A parking ticket on your windshield used to be as far as the stubby arm of District law would reach. But now, drivers are ticketed by robot cameras, holding a cell phone when driving is verboten and no one is allowed to have more than one drink at a time at city bars. Last week, D.C. police were handing out $10 tickets for jaywalking.
It makes some people wonder whether the District is turning into a Big Brother "nanny state." With these official efforts to make urban life safer, is there danger of Washington losing some of its buzz and the organic street life that makes a city a city?

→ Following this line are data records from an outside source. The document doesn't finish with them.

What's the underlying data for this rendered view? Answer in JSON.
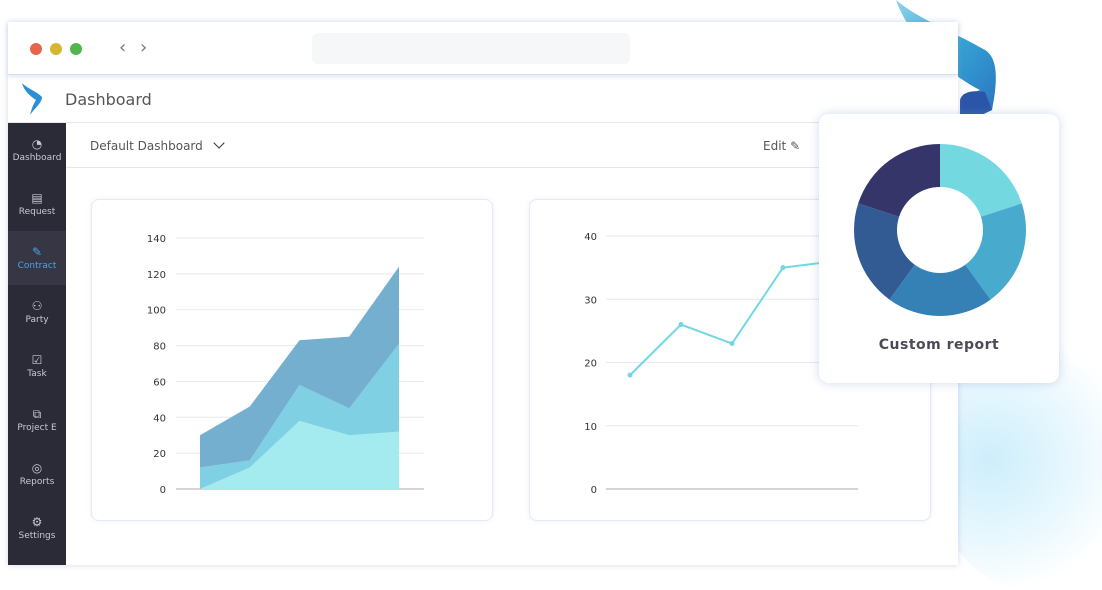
{
  "window": {
    "controls": [
      "close",
      "minimize",
      "maximize"
    ],
    "colors": {
      "close": "#e5664f",
      "minimize": "#d6b731",
      "maximize": "#53b550"
    }
  },
  "header": {
    "title": "Dashboard"
  },
  "sidebar": {
    "items": [
      {
        "label": "Dashboard",
        "icon": "gauge-icon"
      },
      {
        "label": "Request",
        "icon": "chat-icon"
      },
      {
        "label": "Contract",
        "icon": "contract-icon",
        "active": true
      },
      {
        "label": "Party",
        "icon": "party-icon"
      },
      {
        "label": "Task",
        "icon": "checkbox-icon"
      },
      {
        "label": "Project E",
        "icon": "project-icon"
      },
      {
        "label": "Reports",
        "icon": "reports-icon"
      },
      {
        "label": "Settings",
        "icon": "gear-icon"
      }
    ]
  },
  "toolbar": {
    "dashboard_select": "Default Dashboard",
    "edit_label": "Edit"
  },
  "chart_data": [
    {
      "type": "area",
      "stacked": true,
      "x": [
        1,
        2,
        3,
        4,
        5
      ],
      "ylim": [
        0,
        140
      ],
      "yticks": [
        0,
        20,
        40,
        60,
        80,
        100,
        120,
        140
      ],
      "grid": true,
      "series": [
        {
          "values": [
            0,
            12,
            38,
            30,
            32
          ],
          "color": "#9eeaee"
        },
        {
          "values": [
            12,
            4,
            20,
            15,
            49
          ],
          "color": "#78cde2"
        },
        {
          "values": [
            18,
            30,
            25,
            40,
            43
          ],
          "color": "#6eabcd"
        }
      ]
    },
    {
      "type": "line",
      "x": [
        1,
        2,
        3,
        4,
        5
      ],
      "ylim": [
        0,
        40
      ],
      "yticks": [
        0,
        10,
        20,
        30,
        40
      ],
      "grid": true,
      "series": [
        {
          "values": [
            18,
            26,
            23,
            35,
            36
          ],
          "color": "#6fd8e0"
        }
      ]
    },
    {
      "type": "pie",
      "donut": true,
      "title": "Custom report",
      "values": [
        20,
        20,
        20,
        20,
        20
      ],
      "colors": [
        "#74d8e0",
        "#48aacd",
        "#3581b6",
        "#325b94",
        "#35356a"
      ]
    }
  ]
}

"If there was no crime, everyone had a job and affordable housing, then the city can start being paternalistic," said Kevin Cuddy, 33, of Logan Circle, who was handed a warning Friday for jaywalking on 16th Street NW, even though 10 seconds were remaining on the crosswalk indicator when he stepped off the sidewalk. D.C. police say it is against the law to begin crossing the street when the red hand appears, regardless of the time left.
In addition to the jaywalking crackdown, District officials also are enforcing restrictions on tinted car windows and cyclists running red lights. Intersection monitors are posted at key gridlock points during rush hour. Jersey barriers surround many formerly accessible buildings in the city while surveillance cameras watch overhead. Children in vehicles must be strapped into car seats until age 8. District leaders are considering a ban on smoking in bars and restaurants.

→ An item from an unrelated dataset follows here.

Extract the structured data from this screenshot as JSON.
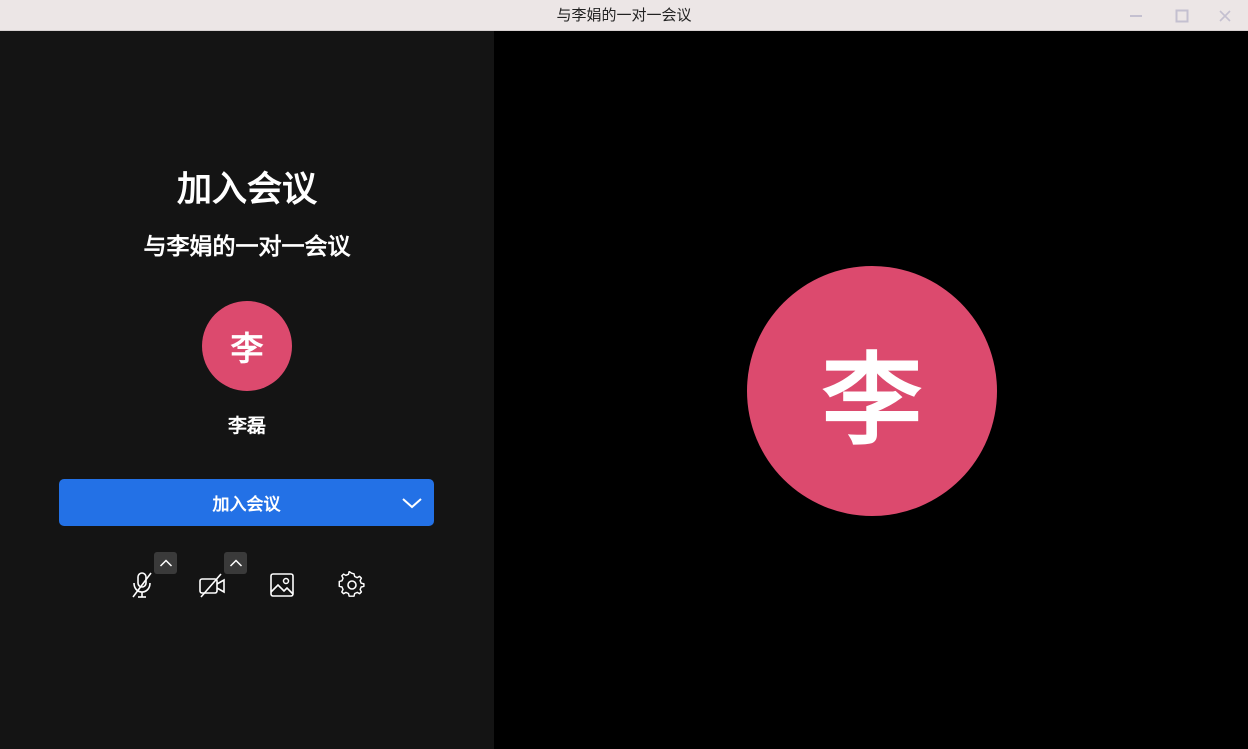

D.C. Council member Phil Mendelson (D-At Large) defended the quality-of-life campaign, saying city leaders have to strike a balance between making urban life safe and livable and preserving the fun of city living.

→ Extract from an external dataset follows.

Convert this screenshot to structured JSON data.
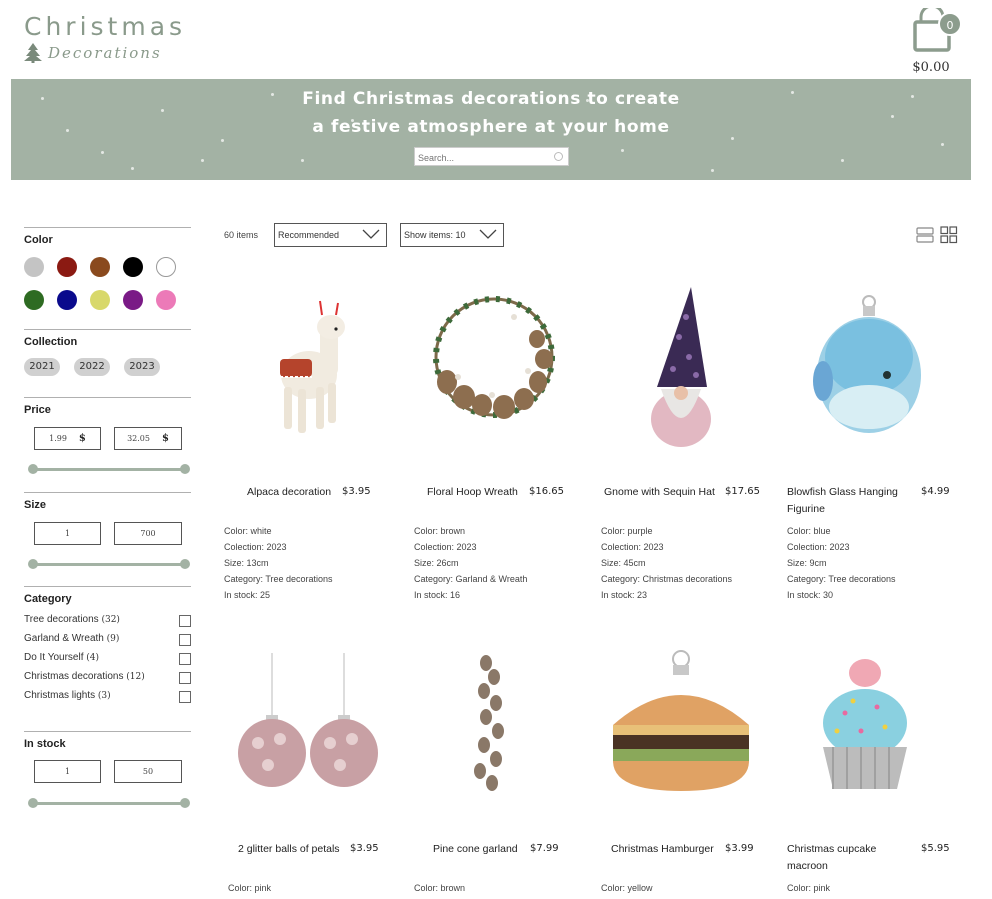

"It's not always that the government is looking for ways to be more of a nanny," he said.
Yet for some Washingtonians, what's happening crosses the line between vigilance and intrusiveness. For them, it is as over-the-top as Metro police arresting a woman for eating a candy bar in a station, as happened last July.
"For a city of liberty, I don't know what's happening," said C. Peter "Buzz" Beler, longtime owner of the Prime Rib on K Street NW and an opponent of the proposed smoking ban. He recently had to pay an electronic speeding ticket but got away scot-free when he jaywalked Thursday.
In a buttoned-down region, the District has always been the place to party. For years, the minimum drinking age was 18, and the attitude in the streets seemed to be "anything goes." In the 1990s, the city was broke and practically lawless. Its mayor was arrested for smoking crack cocaine in a hotel room.
Today, the District has $1 billion in the bank, crime is down and the mayor is a bow-tied accountant. Downtown is revitalized, and empty nesters and young couples drawn to urban living are rehabilitating neighborhoods. And as in such cities as New York, political leaders are focusing on other, arguably lesser problems.
Dean Chandler, 34, of Hyattsville, who has been ticketed for jaywalking, said the crackdown is a natural result of all the changes the District has undergone in the past 15 years. He said he thinks city leaders are trying to "weed out" those they don't want to be part of the new, gentrifying District.
"It's changing," he said. "Everything was kind of loose. But now it is less the District of Columbia and more of an American city. People with power and influence come here, and now they are changing things."
But Mendelson said jaywalking is dangerous as well as illegal. He said the city is joining in a regional educational effort about pedestrian safety in reaction to a number of deaths. Each year in the District, pedestrians account for an average of 14 fatalities and nearly 800 injuries, according to the city's Department of Transportation. Eight pedestrians have been killed this year.
Mendelson, chairman of the council's judiciary committee and a sponsor of the proposed smoking ban, said the city also has repealed rules that don't make sense, such as requiring permits for restaurants that put lighted candles on tables.
Those who study such things say the District's recently imposed restrictions and crackdowns are part of a trend of looking to government not just to protect life and liberty but to enforce society's rules of behavior.
"People are promiscuous about giving up other people's rights," said Eugene O'Donnell, a former police officer and prosecutor who is a professor at the John Jay College of Criminal Justice in New York. "Individually, it's hard to argue against these laws. The problem is when you aggregate it. It's a creeping sort of thing."
This uneasiness could be felt during a 12-hour D.C. Council hearing nearly three weeks ago on the proposed smoking ban. Proponents cited dozens of studies showing how dangerous smoking is and how a ban would protect workers. Opponents waved other studies showing how a ban would ruin the city's bar and restaurant industry.
But between the lines, the debate was about freedom: the freedom to light up a cigarette in their favorite bar vs. the freedom to enjoy a drink or a meal without inhaling a stranger's smoke.
"In reaction to the lawlessness of the past, there is a sense that any expression of spontaneity has been wiped out," said Joel Kotkin, author of "The City: A Global History." "You don't want people smoking crack on K Street, but you have to wonder at what point do you feel like you're in Disneyland."